## [Task material]
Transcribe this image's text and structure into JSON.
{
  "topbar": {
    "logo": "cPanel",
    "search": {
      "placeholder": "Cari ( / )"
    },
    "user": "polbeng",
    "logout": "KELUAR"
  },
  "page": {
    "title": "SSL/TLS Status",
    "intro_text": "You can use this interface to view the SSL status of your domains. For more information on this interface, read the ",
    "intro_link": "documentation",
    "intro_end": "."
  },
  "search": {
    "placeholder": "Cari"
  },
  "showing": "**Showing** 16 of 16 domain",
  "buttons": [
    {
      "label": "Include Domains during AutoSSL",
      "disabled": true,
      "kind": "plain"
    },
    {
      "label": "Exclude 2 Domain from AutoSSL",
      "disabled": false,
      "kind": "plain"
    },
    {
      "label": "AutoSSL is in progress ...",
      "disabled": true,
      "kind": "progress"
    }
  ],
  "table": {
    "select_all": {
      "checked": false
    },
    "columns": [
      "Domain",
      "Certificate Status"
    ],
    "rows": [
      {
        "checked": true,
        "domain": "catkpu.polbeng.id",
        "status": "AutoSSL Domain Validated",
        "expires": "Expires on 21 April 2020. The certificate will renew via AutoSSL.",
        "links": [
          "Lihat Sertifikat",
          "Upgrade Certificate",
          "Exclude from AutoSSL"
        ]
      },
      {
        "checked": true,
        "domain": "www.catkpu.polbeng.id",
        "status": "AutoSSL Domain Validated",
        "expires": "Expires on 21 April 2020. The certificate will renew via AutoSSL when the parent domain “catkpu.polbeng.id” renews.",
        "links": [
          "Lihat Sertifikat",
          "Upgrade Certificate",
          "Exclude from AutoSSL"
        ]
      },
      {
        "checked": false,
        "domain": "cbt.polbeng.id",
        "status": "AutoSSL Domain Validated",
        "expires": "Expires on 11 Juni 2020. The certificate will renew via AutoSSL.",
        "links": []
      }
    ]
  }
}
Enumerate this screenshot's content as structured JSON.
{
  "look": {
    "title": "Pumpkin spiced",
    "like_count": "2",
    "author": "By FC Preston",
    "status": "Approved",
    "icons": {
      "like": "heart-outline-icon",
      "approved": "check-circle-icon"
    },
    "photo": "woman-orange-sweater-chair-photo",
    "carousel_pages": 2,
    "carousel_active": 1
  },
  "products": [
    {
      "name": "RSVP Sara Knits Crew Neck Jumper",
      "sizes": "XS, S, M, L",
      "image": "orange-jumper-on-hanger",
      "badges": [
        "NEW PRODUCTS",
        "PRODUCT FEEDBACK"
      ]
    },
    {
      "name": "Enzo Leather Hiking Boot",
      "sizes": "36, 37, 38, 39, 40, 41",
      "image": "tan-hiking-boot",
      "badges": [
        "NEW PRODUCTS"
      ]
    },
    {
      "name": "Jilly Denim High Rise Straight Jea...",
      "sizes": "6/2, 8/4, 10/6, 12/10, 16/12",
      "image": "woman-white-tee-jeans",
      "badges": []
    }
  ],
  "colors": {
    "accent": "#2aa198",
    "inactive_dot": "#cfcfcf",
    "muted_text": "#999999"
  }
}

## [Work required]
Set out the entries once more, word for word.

## [The completed task]
Transcribe this image's text and structure into JSON.
{
  "topbar": {
    "logo": "cPanel",
    "search": {
      "placeholder": "Cari ( / )"
    },
    "user": "polbeng",
    "logout": "KELUAR"
  },
  "page": {
    "title": "SSL/TLS Status",
    "intro_text": "You can use this interface to view the SSL status of your domains. For more information on this interface, read the ",
    "intro_link": "documentation",
    "intro_end": "."
  },
  "search": {
    "placeholder": "Cari"
  },
  "showing": "**Showing** 16 of 16 domain",
  "buttons": [
    {
      "label": "Include Domains during AutoSSL",
      "disabled": true,
      "kind": "plain"
    },
    {
      "label": "Exclude 2 Domain from AutoSSL",
      "disabled": false,
      "kind": "plain"
    },
    {
      "label": "AutoSSL is in progress ...",
      "disabled": true,
      "kind": "progress"
    }
  ],
  "table": {
    "select_all": {
      "checked": false
    },
    "columns": [
      "Domain",
      "Certificate Status"
    ],
    "rows": [
      {
        "checked": true,
        "domain": "catkpu.polbeng.id",
        "status": "AutoSSL Domain Validated",
        "expires": "Expires on 21 April 2020. The certificate will renew via AutoSSL.",
        "links": [
          "Lihat Sertifikat",
          "Upgrade Certificate",
          "Exclude from AutoSSL"
        ]
      },
      {
        "checked": true,
        "domain": "www.catkpu.polbeng.id",
        "status": "AutoSSL Domain Validated",
        "expires": "Expires on 21 April 2020. The certificate will renew via AutoSSL when the parent domain “catkpu.polbeng.id” renews.",
        "links": [
          "Lihat Sertifikat",
          "Upgrade Certificate",
          "Exclude from AutoSSL"
        ]
      },
      {
        "checked": false,
        "domain": "cbt.polbeng.id",
        "status": "AutoSSL Domain Validated",
        "expires": "Expires on 11 Juni 2020. The certificate will renew via AutoSSL.",
        "links": []
      }
    ]
  }
}
Enumerate this screenshot's content as structured JSON.
{
  "look": {
    "title": "Pumpkin spiced",
    "like_count": "2",
    "author": "By FC Preston",
    "status": "Approved",
    "icons": {
      "like": "heart-outline-icon",
      "approved": "check-circle-icon"
    },
    "photo": "woman-orange-sweater-chair-photo",
    "carousel_pages": 2,
    "carousel_active": 1
  },
  "products": [
    {
      "name": "RSVP Sara Knits Crew Neck Jumper",
      "sizes": "XS, S, M, L",
      "image": "orange-jumper-on-hanger",
      "badges": [
        "NEW PRODUCTS",
        "PRODUCT FEEDBACK"
      ]
    },
    {
      "name": "Enzo Leather Hiking Boot",
      "sizes": "36, 37, 38, 39, 40, 41",
      "image": "tan-hiking-boot",
      "badges": [
        "NEW PRODUCTS"
      ]
    },
    {
      "name": "Jilly Denim High Rise Straight Jea...",
      "sizes": "6/2, 8/4, 10/6, 12/10, 16/12",
      "image": "woman-white-tee-jeans",
      "badges": []
    }
  ],
  "colors": {
    "accent": "#2aa198",
    "inactive_dot": "#cfcfcf",
    "muted_text": "#999999"
  }
}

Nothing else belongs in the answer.